Is Kanye West’s ‘Runaway Love’ Remix The ‘Future Of Hip-Hop’?


By Paul Cantor

Kanye West‘s remix of Justin Bieber’s “Runaway Love” hit the Internet yesterday, and the track — which also features Wu-Tang Clan’s Raekwon The Chef — drew a wealth of reaction.

The song lifts much its rhythm and main melody from Wu-Tang Clan’ “Wu-Tang Clan Ain’t Nuthing Ta F*** Wit,” with additional production on Bieber’s vocals.

“Flipping an old Wu beat was a smart move,” says Complex Deputy Editor Brendan Frederick. “It automatically gives you that nostalgic feeling, an old trick from the Bad Boy era that still works. Wu-Tang Clan Ain’t Nuthing Ta F*** Wit” was always a fun record, and it translates perfectly to a light-hearted remix like this.”

“Kanye is clearly a Wu-Tang fan,” says Rob Markman, Deputy Editor at XXL. “Even when he was doing sped-up soul samples you could see Rza’s influence in ‘Ye’s production. Kanye is capable of making an original beat and he was just paying homage to the Wu.”

Still, the remix has its critics. Some feel that just because artists can collaborate, doesn’t mean they always should.

“Reinvigorated Raekwon has obviously been a good thing for his opportunities and great for hip-hop,” says SmokingSection.net‘s Gotty.

“However, there should be someone standing nearby reminding him of how a collabo like this one may come off as trite. Just because high profiles are involved it doesn’t necessarily mean it will yield good results, especially not when your calling card has been gritty talk your whole career.”

Dallas Penn, of The Internets Celebrities, thinks otherwise. “Raekwon’s verses are hard and on time,” he says. “The references are razor sharp. This isn’t from a throwaway notebook.”

Markman merely thinks Rae served his purpose, which was to accentuate the track and give it the true school feel it needed. “Raekwon’s verse was straight,” he says. “It wasn’t the Chef at his best, but then again I don’t know that the record called for it. Rae fit right in on the record and complimented it as only he could.”

Jake Paine, HipHopDX’s Editor-in-Chief, feels similarly. “[Raekwon] sets the tone for the record, and gives it the most authenticity possible,” he says. “In the last year, Raekwon has released no less than 10 better verses than this. He sounds cool… [but] this Rae is very Lex Diamond Story compared to the Chef we just heard on his ‘The Heat’ record with Twista.

Will it be a hit though?

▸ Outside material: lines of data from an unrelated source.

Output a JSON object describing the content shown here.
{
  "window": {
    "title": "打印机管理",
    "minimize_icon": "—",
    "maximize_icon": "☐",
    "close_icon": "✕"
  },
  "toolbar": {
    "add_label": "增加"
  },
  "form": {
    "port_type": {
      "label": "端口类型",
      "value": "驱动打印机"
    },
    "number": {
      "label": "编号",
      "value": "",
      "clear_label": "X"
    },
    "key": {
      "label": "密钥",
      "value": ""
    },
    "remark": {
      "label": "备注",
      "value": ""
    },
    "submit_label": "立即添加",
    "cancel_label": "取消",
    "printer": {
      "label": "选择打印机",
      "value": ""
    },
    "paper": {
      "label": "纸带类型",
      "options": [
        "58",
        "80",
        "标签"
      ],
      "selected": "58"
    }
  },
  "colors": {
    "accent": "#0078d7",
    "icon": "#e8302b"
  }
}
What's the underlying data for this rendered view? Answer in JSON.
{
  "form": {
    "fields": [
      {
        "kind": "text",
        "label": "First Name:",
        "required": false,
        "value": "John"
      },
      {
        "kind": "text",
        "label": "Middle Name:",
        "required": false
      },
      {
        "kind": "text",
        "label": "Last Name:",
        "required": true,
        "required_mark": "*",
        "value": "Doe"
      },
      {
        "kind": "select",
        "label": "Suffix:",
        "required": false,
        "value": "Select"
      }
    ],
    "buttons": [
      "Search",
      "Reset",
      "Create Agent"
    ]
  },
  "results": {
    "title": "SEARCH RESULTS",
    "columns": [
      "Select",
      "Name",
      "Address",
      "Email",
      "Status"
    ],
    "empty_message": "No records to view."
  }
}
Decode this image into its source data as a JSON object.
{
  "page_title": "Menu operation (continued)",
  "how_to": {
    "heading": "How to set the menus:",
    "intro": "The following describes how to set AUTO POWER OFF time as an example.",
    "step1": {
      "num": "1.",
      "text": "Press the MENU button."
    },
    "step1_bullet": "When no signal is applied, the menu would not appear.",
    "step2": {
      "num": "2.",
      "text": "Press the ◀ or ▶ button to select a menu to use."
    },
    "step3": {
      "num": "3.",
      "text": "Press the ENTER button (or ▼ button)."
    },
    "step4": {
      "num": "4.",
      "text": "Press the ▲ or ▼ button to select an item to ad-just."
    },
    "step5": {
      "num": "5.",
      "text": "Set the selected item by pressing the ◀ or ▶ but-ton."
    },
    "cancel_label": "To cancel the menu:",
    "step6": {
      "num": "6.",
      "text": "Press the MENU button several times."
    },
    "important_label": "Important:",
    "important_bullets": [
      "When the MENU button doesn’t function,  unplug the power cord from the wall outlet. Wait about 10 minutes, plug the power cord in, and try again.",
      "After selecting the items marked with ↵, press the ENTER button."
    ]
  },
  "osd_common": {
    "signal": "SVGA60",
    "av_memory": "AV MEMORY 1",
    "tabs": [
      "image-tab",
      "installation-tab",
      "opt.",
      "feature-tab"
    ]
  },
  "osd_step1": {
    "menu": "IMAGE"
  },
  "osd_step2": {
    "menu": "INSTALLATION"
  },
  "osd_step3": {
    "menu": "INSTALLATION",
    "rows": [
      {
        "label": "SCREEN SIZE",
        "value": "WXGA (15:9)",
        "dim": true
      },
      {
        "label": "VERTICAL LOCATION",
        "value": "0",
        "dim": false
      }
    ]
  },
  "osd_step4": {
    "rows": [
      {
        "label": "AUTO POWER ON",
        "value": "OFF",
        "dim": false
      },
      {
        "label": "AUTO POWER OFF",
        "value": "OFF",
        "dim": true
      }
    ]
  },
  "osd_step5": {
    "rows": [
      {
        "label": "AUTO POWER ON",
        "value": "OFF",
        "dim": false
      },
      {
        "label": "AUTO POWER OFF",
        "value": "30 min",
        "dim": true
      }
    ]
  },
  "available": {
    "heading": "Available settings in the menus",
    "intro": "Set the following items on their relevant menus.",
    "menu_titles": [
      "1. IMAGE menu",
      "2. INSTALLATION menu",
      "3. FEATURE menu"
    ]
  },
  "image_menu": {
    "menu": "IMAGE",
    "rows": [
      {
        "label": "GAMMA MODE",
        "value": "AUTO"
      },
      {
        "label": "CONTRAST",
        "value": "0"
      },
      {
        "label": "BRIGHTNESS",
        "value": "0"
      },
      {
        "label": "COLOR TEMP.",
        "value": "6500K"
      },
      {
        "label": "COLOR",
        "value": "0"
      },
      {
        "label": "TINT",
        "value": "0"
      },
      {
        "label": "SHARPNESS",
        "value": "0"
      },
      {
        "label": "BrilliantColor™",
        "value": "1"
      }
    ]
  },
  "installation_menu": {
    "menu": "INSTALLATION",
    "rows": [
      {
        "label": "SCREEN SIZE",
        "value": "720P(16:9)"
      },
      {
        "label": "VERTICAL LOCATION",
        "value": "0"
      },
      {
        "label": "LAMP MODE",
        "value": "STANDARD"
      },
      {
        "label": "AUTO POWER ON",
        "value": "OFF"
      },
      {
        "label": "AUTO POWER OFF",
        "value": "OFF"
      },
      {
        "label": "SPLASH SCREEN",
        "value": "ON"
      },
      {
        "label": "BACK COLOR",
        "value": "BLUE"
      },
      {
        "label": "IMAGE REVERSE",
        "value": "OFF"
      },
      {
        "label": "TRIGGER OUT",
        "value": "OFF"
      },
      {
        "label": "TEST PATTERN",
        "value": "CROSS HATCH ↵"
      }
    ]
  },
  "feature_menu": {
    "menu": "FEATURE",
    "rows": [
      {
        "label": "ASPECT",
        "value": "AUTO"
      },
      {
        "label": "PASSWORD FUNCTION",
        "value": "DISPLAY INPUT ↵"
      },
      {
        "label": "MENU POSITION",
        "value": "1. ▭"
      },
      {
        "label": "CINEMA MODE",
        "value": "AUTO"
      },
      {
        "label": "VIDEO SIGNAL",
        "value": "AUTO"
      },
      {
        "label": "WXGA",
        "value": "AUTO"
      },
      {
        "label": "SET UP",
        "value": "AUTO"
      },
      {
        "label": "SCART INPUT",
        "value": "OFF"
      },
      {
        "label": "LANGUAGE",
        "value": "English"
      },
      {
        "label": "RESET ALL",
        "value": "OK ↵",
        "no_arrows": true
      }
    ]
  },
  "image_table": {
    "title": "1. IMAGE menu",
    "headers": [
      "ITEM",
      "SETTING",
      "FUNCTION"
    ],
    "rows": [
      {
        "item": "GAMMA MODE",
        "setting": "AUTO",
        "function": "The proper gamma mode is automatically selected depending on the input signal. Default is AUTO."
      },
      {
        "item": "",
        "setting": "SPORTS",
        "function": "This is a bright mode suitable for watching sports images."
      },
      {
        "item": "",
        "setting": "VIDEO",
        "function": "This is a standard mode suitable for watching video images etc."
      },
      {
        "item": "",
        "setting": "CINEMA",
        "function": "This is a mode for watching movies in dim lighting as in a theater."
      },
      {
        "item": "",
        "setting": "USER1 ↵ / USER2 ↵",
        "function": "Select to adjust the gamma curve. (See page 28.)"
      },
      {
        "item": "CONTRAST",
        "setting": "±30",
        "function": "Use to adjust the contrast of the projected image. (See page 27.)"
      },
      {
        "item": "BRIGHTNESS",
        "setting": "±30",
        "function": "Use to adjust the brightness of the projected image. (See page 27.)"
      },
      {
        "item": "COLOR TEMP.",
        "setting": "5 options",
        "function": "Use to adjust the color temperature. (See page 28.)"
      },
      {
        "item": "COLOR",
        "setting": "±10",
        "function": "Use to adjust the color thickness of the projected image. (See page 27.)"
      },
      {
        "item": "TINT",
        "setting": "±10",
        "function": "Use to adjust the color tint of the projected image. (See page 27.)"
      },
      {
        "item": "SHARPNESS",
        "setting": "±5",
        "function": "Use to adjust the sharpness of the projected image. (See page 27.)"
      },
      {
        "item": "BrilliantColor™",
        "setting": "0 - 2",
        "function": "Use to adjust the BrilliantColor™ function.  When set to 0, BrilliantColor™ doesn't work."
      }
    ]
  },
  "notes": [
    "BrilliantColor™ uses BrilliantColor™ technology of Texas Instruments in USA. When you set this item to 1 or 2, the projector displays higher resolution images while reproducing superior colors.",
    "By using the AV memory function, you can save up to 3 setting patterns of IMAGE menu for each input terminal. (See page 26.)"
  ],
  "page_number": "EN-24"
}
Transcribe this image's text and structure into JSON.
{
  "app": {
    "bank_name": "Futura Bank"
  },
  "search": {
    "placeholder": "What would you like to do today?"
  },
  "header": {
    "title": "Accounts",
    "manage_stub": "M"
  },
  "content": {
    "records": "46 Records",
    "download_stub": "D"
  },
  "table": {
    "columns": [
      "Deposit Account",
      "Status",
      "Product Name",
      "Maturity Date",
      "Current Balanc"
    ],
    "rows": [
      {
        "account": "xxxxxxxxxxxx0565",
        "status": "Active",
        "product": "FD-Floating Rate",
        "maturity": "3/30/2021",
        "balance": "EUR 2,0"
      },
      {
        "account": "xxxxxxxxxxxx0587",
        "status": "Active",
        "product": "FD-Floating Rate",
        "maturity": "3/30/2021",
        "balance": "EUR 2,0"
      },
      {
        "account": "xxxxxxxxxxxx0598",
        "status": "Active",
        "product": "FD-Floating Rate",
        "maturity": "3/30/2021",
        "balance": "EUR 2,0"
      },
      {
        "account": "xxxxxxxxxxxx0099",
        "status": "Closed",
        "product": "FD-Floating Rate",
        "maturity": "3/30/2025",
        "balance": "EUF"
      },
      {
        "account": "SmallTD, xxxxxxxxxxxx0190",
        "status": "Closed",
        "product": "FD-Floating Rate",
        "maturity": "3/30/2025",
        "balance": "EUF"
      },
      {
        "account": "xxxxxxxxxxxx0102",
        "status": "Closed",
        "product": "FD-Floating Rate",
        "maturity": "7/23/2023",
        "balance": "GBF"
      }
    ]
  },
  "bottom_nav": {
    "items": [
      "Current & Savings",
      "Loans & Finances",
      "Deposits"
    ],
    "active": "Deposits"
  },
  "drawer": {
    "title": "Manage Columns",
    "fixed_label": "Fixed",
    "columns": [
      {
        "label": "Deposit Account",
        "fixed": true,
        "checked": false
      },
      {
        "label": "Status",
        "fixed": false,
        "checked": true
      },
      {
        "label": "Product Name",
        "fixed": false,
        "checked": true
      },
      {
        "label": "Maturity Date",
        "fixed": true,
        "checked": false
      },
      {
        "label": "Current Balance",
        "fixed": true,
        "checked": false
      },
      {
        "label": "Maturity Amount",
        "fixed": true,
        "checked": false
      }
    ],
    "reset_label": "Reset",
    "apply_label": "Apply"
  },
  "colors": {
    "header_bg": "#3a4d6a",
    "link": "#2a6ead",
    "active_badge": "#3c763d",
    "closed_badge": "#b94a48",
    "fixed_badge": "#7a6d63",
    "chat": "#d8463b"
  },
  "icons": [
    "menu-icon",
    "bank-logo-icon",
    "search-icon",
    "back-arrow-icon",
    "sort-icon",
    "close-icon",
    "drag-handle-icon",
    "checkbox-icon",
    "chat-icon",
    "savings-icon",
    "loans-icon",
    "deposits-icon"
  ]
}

“This is one of those collaborations that was far-reaching from its earliest conception,” says Gotty. “The execution just shows how far they missed the mark. The artists’ egos were served, not their individual fans. I don’t suspect Bieber’s fans are going to acknowledge the Wu and start throwing their W’s up and I know for sure I won’t be singing in unison with the teeny bopper.”

Frederick disagrees. “The remix as a whole, seem to be Kanye’s way of trying to turn the next generation on to what made Wu so dope,” he says. “[Urban] radio is going to play this into the ground, and it’s definitely the best shot Raekwon has at getting on pop radio.”

Perhaps Dallas Penn puts it best. “Everyone wins on this joint, including the 13-year-old girl sitting in her room staring at her Justin Bieber poster,” he says. “‘Runaway Love’ is the future of Hip-Hop.”

What do you think? Is “Runaway Love” the future of hip-hop? Sound off below!